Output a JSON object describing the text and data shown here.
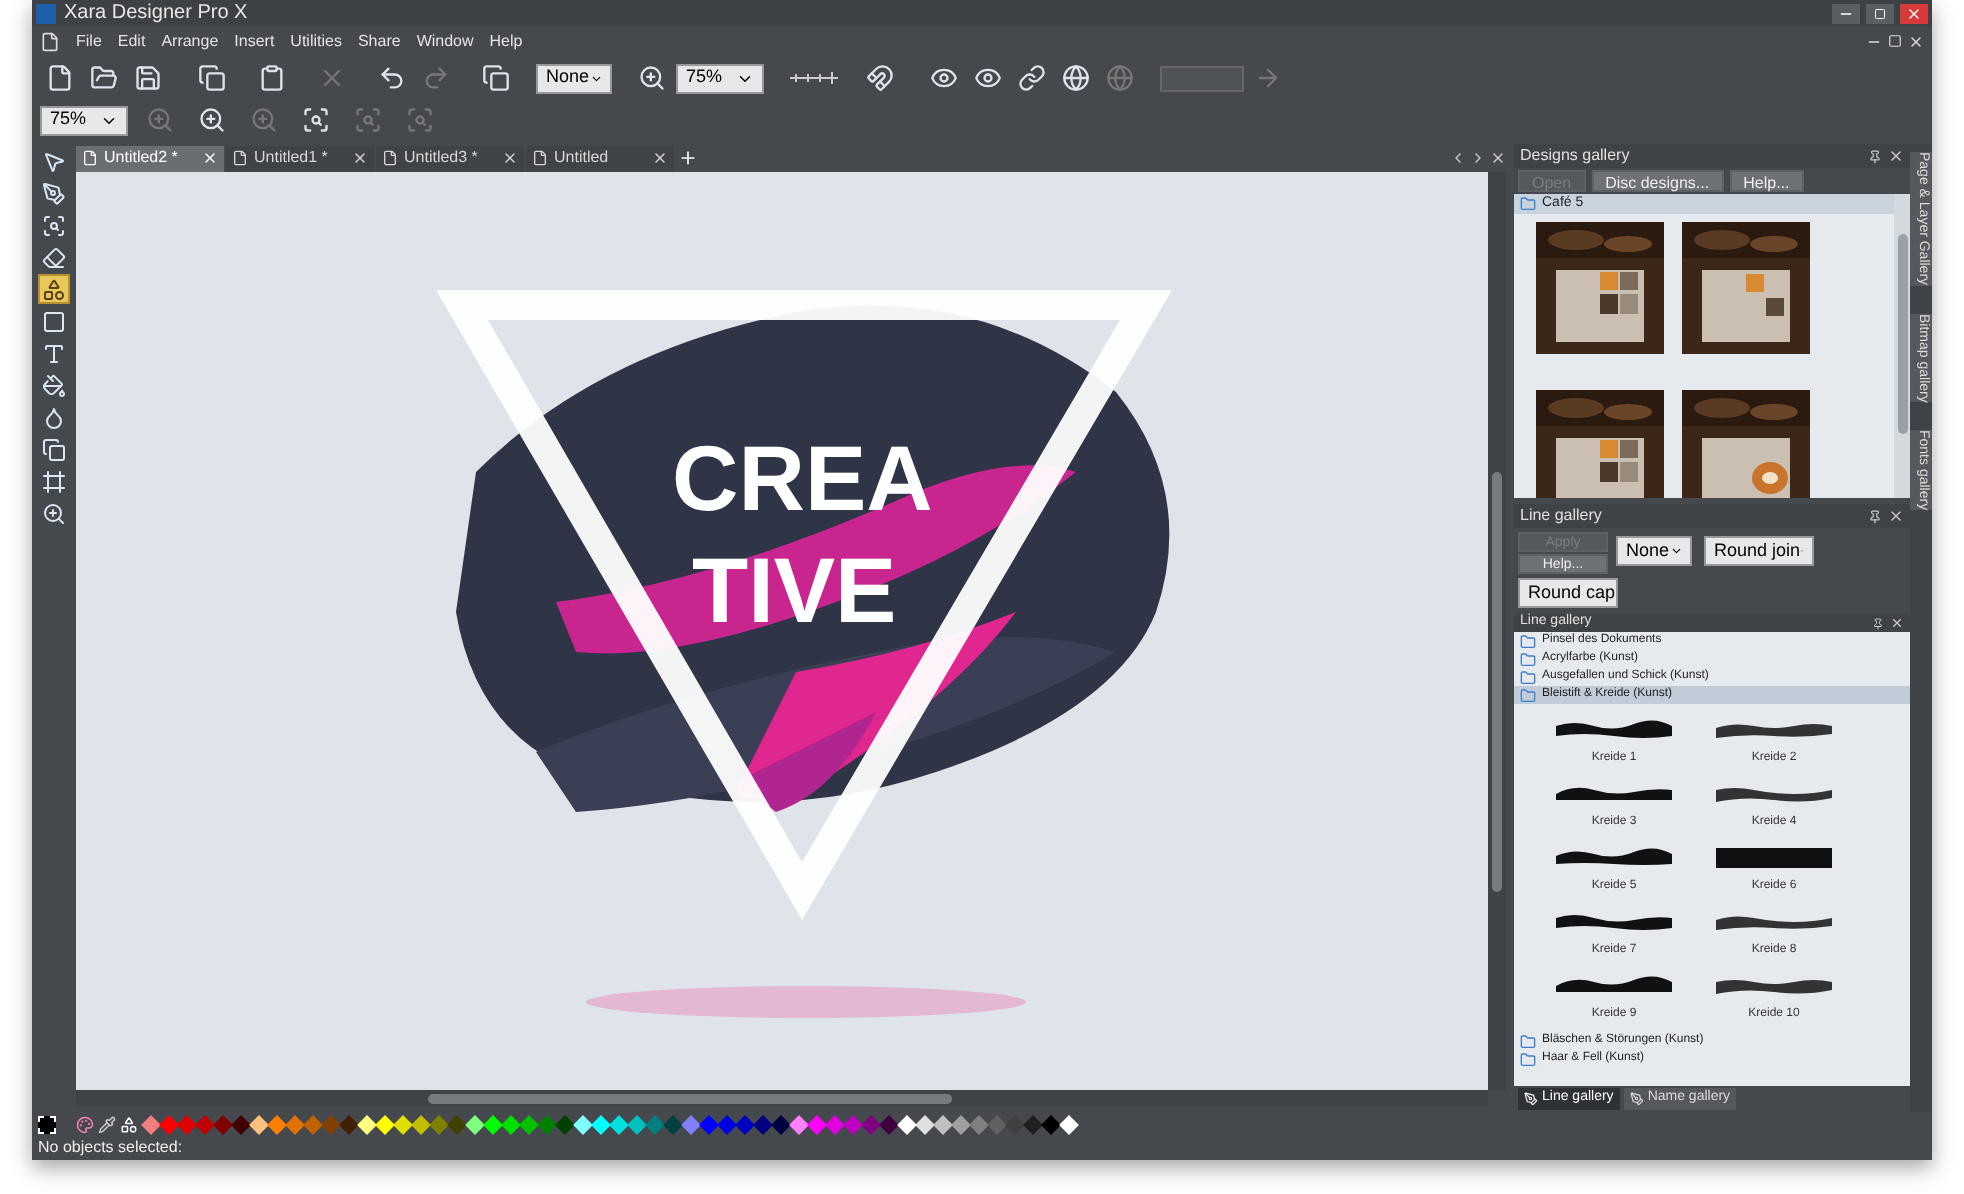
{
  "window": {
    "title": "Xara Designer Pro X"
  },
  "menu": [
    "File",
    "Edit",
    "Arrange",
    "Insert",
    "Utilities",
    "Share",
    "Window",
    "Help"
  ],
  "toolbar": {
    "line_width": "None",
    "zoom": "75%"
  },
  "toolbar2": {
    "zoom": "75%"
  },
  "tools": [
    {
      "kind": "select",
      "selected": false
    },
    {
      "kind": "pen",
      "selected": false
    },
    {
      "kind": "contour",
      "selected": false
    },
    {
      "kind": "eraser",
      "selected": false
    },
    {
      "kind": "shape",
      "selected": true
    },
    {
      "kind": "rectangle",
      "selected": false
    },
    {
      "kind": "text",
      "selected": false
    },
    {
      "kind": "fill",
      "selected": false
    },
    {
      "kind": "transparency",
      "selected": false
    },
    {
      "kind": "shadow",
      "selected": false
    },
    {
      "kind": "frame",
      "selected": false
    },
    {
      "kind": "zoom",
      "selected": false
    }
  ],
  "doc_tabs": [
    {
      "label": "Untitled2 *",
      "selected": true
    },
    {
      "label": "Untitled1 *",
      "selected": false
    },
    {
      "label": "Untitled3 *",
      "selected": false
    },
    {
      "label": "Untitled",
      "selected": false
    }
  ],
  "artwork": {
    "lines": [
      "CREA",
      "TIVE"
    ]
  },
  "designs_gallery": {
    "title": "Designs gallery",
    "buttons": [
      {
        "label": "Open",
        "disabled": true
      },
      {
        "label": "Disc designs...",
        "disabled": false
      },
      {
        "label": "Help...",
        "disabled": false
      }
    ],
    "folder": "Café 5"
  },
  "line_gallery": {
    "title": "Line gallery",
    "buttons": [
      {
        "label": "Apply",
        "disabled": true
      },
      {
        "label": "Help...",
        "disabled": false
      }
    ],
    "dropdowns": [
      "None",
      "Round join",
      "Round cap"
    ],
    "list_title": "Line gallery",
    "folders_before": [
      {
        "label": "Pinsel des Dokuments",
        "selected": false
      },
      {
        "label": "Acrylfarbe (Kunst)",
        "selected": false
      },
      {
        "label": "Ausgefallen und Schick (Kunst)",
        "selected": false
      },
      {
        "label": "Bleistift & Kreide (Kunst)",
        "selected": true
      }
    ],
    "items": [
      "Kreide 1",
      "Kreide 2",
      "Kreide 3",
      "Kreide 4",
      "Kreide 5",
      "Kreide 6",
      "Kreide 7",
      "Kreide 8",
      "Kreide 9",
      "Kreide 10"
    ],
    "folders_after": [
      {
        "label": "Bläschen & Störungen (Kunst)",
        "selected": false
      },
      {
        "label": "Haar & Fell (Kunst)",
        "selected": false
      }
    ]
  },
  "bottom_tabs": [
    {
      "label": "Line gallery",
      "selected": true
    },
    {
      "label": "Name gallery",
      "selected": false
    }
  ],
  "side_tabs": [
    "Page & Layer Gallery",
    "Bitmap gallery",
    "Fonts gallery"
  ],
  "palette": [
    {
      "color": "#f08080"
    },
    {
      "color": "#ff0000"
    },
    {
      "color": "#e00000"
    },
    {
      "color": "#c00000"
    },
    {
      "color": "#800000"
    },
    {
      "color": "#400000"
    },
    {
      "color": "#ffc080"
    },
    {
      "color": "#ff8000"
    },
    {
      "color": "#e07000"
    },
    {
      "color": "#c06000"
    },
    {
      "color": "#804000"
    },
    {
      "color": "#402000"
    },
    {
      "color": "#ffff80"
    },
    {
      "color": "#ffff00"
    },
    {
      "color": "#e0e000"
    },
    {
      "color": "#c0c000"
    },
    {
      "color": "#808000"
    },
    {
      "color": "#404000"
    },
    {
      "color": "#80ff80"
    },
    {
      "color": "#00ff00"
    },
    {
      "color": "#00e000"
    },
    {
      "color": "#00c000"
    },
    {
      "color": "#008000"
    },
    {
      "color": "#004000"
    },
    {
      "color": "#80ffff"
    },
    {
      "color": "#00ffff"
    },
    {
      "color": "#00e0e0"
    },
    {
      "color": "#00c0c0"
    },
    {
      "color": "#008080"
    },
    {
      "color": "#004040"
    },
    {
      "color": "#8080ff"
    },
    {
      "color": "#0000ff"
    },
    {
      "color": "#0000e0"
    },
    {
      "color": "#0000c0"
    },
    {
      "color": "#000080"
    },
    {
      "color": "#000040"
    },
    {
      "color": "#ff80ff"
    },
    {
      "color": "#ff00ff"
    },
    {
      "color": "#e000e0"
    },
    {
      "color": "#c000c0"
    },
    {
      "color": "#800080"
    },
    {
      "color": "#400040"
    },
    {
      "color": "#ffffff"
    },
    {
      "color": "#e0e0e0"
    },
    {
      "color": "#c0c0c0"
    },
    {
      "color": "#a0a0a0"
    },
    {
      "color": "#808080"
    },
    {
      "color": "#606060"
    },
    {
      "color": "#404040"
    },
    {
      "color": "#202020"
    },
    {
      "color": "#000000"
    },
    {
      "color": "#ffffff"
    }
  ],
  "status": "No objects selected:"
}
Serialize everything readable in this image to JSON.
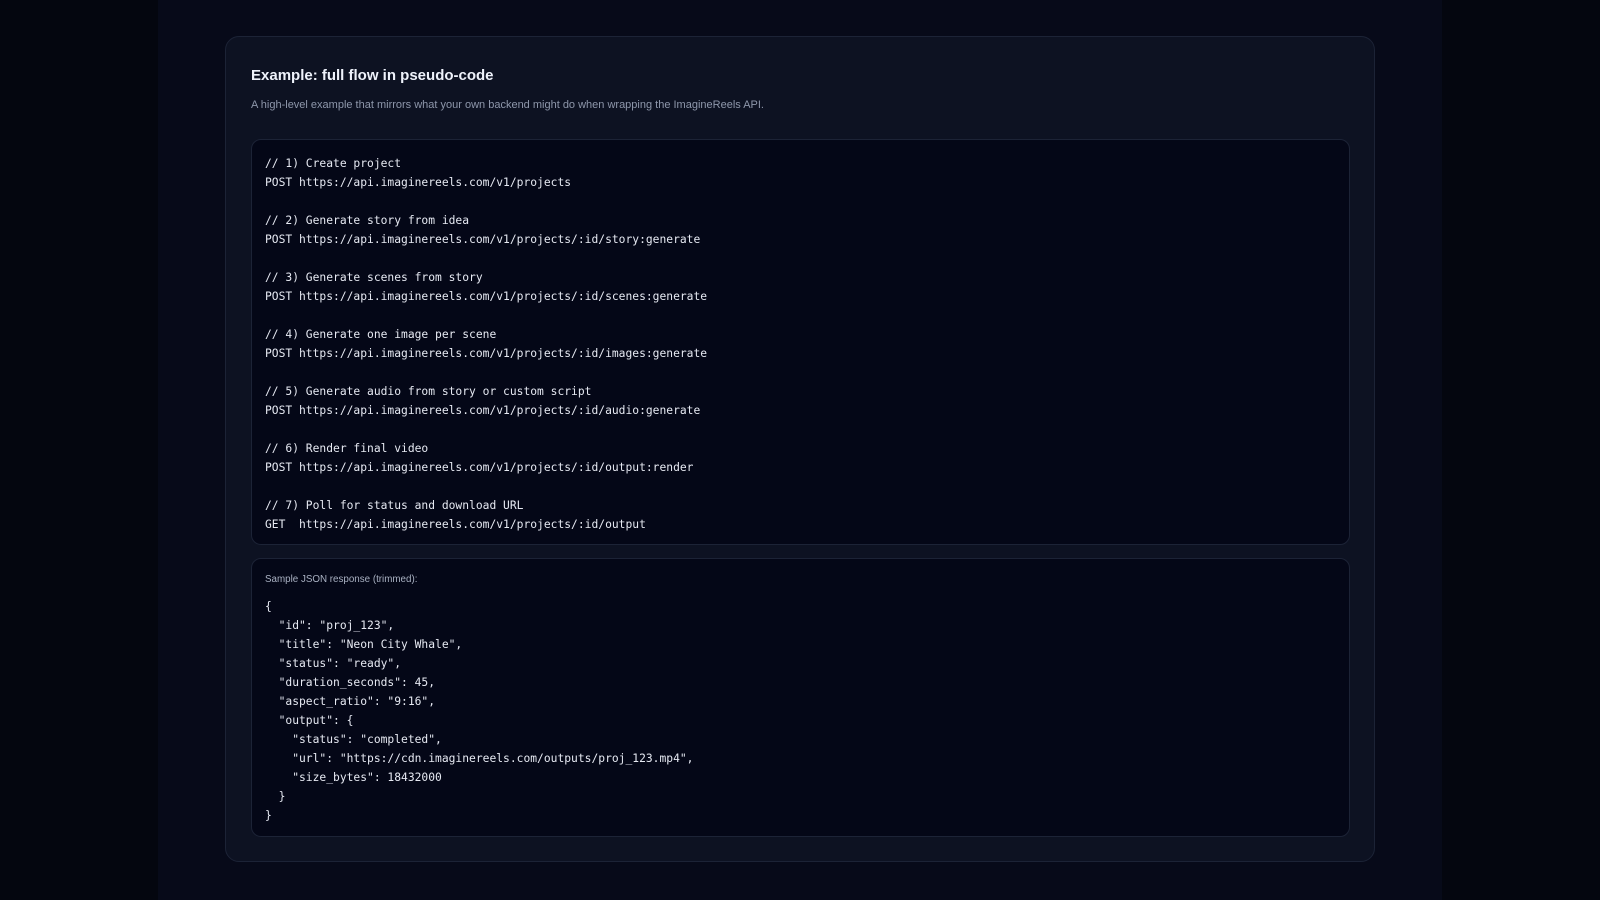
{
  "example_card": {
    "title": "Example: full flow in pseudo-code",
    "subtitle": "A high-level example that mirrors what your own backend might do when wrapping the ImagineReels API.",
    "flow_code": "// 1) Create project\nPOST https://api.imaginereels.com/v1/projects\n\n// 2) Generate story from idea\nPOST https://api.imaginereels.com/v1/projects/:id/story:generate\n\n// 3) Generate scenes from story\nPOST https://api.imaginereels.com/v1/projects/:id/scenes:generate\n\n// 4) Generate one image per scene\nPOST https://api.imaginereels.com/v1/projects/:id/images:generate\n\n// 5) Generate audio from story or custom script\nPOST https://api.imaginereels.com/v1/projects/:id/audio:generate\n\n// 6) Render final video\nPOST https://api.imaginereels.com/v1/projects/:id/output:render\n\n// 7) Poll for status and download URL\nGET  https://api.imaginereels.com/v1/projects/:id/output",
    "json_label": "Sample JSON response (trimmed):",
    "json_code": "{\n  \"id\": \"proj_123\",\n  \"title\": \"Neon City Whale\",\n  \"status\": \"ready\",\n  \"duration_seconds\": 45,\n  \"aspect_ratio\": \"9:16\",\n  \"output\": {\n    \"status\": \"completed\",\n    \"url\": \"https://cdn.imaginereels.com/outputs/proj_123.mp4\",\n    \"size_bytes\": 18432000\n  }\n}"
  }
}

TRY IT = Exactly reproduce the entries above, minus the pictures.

TASK OUTPUT =
Output a JSON object describing the text and data shown here.
{
  "window": {
    "title": "Xara Designer Pro X"
  },
  "menu": [
    "File",
    "Edit",
    "Arrange",
    "Insert",
    "Utilities",
    "Share",
    "Window",
    "Help"
  ],
  "toolbar": {
    "line_width": "None",
    "zoom": "75%"
  },
  "toolbar2": {
    "zoom": "75%"
  },
  "tools": [
    {
      "kind": "select",
      "selected": false
    },
    {
      "kind": "pen",
      "selected": false
    },
    {
      "kind": "contour",
      "selected": false
    },
    {
      "kind": "eraser",
      "selected": false
    },
    {
      "kind": "shape",
      "selected": true
    },
    {
      "kind": "rectangle",
      "selected": false
    },
    {
      "kind": "text",
      "selected": false
    },
    {
      "kind": "fill",
      "selected": false
    },
    {
      "kind": "transparency",
      "selected": false
    },
    {
      "kind": "shadow",
      "selected": false
    },
    {
      "kind": "frame",
      "selected": false
    },
    {
      "kind": "zoom",
      "selected": false
    }
  ],
  "doc_tabs": [
    {
      "label": "Untitled2 *",
      "selected": true
    },
    {
      "label": "Untitled1 *",
      "selected": false
    },
    {
      "label": "Untitled3 *",
      "selected": false
    },
    {
      "label": "Untitled",
      "selected": false
    }
  ],
  "artwork": {
    "lines": [
      "CREA",
      "TIVE"
    ]
  },
  "designs_gallery": {
    "title": "Designs gallery",
    "buttons": [
      {
        "label": "Open",
        "disabled": true
      },
      {
        "label": "Disc designs...",
        "disabled": false
      },
      {
        "label": "Help...",
        "disabled": false
      }
    ],
    "folder": "Café 5"
  },
  "line_gallery": {
    "title": "Line gallery",
    "buttons": [
      {
        "label": "Apply",
        "disabled": true
      },
      {
        "label": "Help...",
        "disabled": false
      }
    ],
    "dropdowns": [
      "None",
      "Round join",
      "Round cap"
    ],
    "list_title": "Line gallery",
    "folders_before": [
      {
        "label": "Pinsel des Dokuments",
        "selected": false
      },
      {
        "label": "Acrylfarbe (Kunst)",
        "selected": false
      },
      {
        "label": "Ausgefallen und Schick (Kunst)",
        "selected": false
      },
      {
        "label": "Bleistift & Kreide (Kunst)",
        "selected": true
      }
    ],
    "items": [
      "Kreide 1",
      "Kreide 2",
      "Kreide 3",
      "Kreide 4",
      "Kreide 5",
      "Kreide 6",
      "Kreide 7",
      "Kreide 8",
      "Kreide 9",
      "Kreide 10"
    ],
    "folders_after": [
      {
        "label": "Bläschen & Störungen (Kunst)",
        "selected": false
      },
      {
        "label": "Haar & Fell (Kunst)",
        "selected": false
      }
    ]
  },
  "bottom_tabs": [
    {
      "label": "Line gallery",
      "selected": true
    },
    {
      "label": "Name gallery",
      "selected": false
    }
  ],
  "side_tabs": [
    "Page & Layer Gallery",
    "Bitmap gallery",
    "Fonts gallery"
  ],
  "palette": [
    {
      "color": "#f08080"
    },
    {
      "color": "#ff0000"
    },
    {
      "color": "#e00000"
    },
    {
      "color": "#c00000"
    },
    {
      "color": "#800000"
    },
    {
      "color": "#400000"
    },
    {
      "color": "#ffc080"
    },
    {
      "color": "#ff8000"
    },
    {
      "color": "#e07000"
    },
    {
      "color": "#c06000"
    },
    {
      "color": "#804000"
    },
    {
      "color": "#402000"
    },
    {
      "color": "#ffff80"
    },
    {
      "color": "#ffff00"
    },
    {
      "color": "#e0e000"
    },
    {
      "color": "#c0c000"
    },
    {
      "color": "#808000"
    },
    {
      "color": "#404000"
    },
    {
      "color": "#80ff80"
    },
    {
      "color": "#00ff00"
    },
    {
      "color": "#00e000"
    },
    {
      "color": "#00c000"
    },
    {
      "color": "#008000"
    },
    {
      "color": "#004000"
    },
    {
      "color": "#80ffff"
    },
    {
      "color": "#00ffff"
    },
    {
      "color": "#00e0e0"
    },
    {
      "color": "#00c0c0"
    },
    {
      "color": "#008080"
    },
    {
      "color": "#004040"
    },
    {
      "color": "#8080ff"
    },
    {
      "color": "#0000ff"
    },
    {
      "color": "#0000e0"
    },
    {
      "color": "#0000c0"
    },
    {
      "color": "#000080"
    },
    {
      "color": "#000040"
    },
    {
      "color": "#ff80ff"
    },
    {
      "color": "#ff00ff"
    },
    {
      "color": "#e000e0"
    },
    {
      "color": "#c000c0"
    },
    {
      "color": "#800080"
    },
    {
      "color": "#400040"
    },
    {
      "color": "#ffffff"
    },
    {
      "color": "#e0e0e0"
    },
    {
      "color": "#c0c0c0"
    },
    {
      "color": "#a0a0a0"
    },
    {
      "color": "#808080"
    },
    {
      "color": "#606060"
    },
    {
      "color": "#404040"
    },
    {
      "color": "#202020"
    },
    {
      "color": "#000000"
    },
    {
      "color": "#ffffff"
    }
  ],
  "status": "No objects selected:"
}
Serialize everything readable in this image to JSON.
{
  "example_card": {
    "title": "Example: full flow in pseudo-code",
    "subtitle": "A high-level example that mirrors what your own backend might do when wrapping the ImagineReels API.",
    "flow_code": "// 1) Create project\nPOST https://api.imaginereels.com/v1/projects\n\n// 2) Generate story from idea\nPOST https://api.imaginereels.com/v1/projects/:id/story:generate\n\n// 3) Generate scenes from story\nPOST https://api.imaginereels.com/v1/projects/:id/scenes:generate\n\n// 4) Generate one image per scene\nPOST https://api.imaginereels.com/v1/projects/:id/images:generate\n\n// 5) Generate audio from story or custom script\nPOST https://api.imaginereels.com/v1/projects/:id/audio:generate\n\n// 6) Render final video\nPOST https://api.imaginereels.com/v1/projects/:id/output:render\n\n// 7) Poll for status and download URL\nGET  https://api.imaginereels.com/v1/projects/:id/output",
    "json_label": "Sample JSON response (trimmed):",
    "json_code": "{\n  \"id\": \"proj_123\",\n  \"title\": \"Neon City Whale\",\n  \"status\": \"ready\",\n  \"duration_seconds\": 45,\n  \"aspect_ratio\": \"9:16\",\n  \"output\": {\n    \"status\": \"completed\",\n    \"url\": \"https://cdn.imaginereels.com/outputs/proj_123.mp4\",\n    \"size_bytes\": 18432000\n  }\n}"
  }
}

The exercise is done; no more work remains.